Not only is the program creating employment and recreation throughout South Africa, but the use of plastic bags also helps to reduce waste that would otherwise end up in a landfill.

Heritage Pioneer is committed to staying up-to-date on the latest in sustainable packaging news, in addition to providing a wide range of sustainable packaging solutions. Contact us today to learn more about our sustainable packaging products and services.

Recycled Plastic CD PackagingMusic has come a long way since the vinyl record. The constantly evolving digital age has today's consumers skipping the trip to the record store and buying digital versions of albums that go straight to their hard drive or mp3 player. But what about all of those CDs that people have collected over the years? Most of them are likely collecting dust on a shelf in the basement, or tucked away in boxes, still in their original plastic packaging.

Murfie is a new online music store that helps people digitize their music collection, save money on new and used music, and recycle the plastic packaging that would otherwise end up in a landfill. The Madison, Wisconsin based company takes customers' old CDs and their packaging, stores them in their warehouse, and then provides a digital version of the CD. Customers can get digitized versions of their own music, or browse the online store for other people's music.

The plastic CD packages, which are made from No. 6 polystyrene plastic materials, are then recycled. Most consumers don't recycle the packages themselves, as many curbside recycling programs don't accept them because such small quantities aren't worthwhile. Twelve thousand CDs are estimated to produce about a ton of recyclable plastics, and Murfie's goal is to recycle 100 tons of plastic in its first year to reduce plastic waste, reduce the production of virgin plastic materials, and help create a greener future.

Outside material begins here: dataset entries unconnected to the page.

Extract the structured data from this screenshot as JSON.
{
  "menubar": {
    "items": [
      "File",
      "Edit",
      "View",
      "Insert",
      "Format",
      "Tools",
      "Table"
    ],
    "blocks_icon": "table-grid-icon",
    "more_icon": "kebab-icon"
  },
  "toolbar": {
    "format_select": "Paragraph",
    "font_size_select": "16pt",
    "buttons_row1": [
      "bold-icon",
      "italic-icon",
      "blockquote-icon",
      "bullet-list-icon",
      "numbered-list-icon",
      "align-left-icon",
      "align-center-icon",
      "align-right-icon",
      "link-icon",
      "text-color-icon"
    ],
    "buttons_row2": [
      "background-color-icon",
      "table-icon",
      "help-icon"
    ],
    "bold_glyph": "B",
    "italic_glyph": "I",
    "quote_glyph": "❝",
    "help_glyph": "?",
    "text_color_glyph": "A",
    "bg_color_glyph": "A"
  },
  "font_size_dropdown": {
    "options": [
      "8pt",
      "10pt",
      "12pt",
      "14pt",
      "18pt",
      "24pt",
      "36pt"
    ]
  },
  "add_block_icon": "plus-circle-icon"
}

At Heritage Pioneer, we provide the latest news in sustainable packaging, in addition to a wide range of sustainable packaging products, services and solutions. Contact us today for more information on our sustainable packaging.

Solar Bottle Light BulbOld plastic bottles that would otherwise find their way to landfills, dumps and oceans, are creating new light and a better life in many low-income homes in the Philippine city of Manila. The "Solar Bottle Bulb" is a simple, affordable and sustainable solution for many families living in poor Filipino communities who live without electricity or light.

What Is the Solar Bottle Bulb?

The Solar Bottle Bulb is made out of a used plastic soda bottle or water bottle, which is filled with water and liquid bleach. The bottle is then fixed into a hole in the roof. While light streaming through just the hole would come in through a single, straight, narrow light beam, the water in the Solar Bottle Bulb refracts the light so that it can illuminate a larger space, 360 degrees around. The bleach keeps the water clean by preventing algae from forming.

The Solar Bottle Bulb gives off 55 to 60 watts of clear light, and lasts up to 10 months.

Benefits of the Solar Bottle Bulb

This innovative light bulb provides low-income Manila households with light - while traditional windows can easily crack or leak during typhoon season or other severe weather, the Solar Bottle Bulb brings even more light in and helps save money and energy. Not only do the bulbs improve the lives of families, but they also improve the future and health of the environment by significantly reducing plastic waste.

A Liter of Light

The light bulbs were introduced to the Philippines by Illac Diaz, who established the MyShelter Foundation to develop a system of sustainability through projects that also create new skills and employment opportunities. His new project, "A Liter of Light," has already helped light 10,000 homes in the Philippines with the Solar Bottle Bulb. Diaz was inspired by MIT engineer Amy Smith, who used similar technology during her work in Haiti.

Heritage Pioneer offers a wide range of sustainable packaging solutions. Check back for news and updates from the sustainable packaging industry, or contact us for more information on our services and products.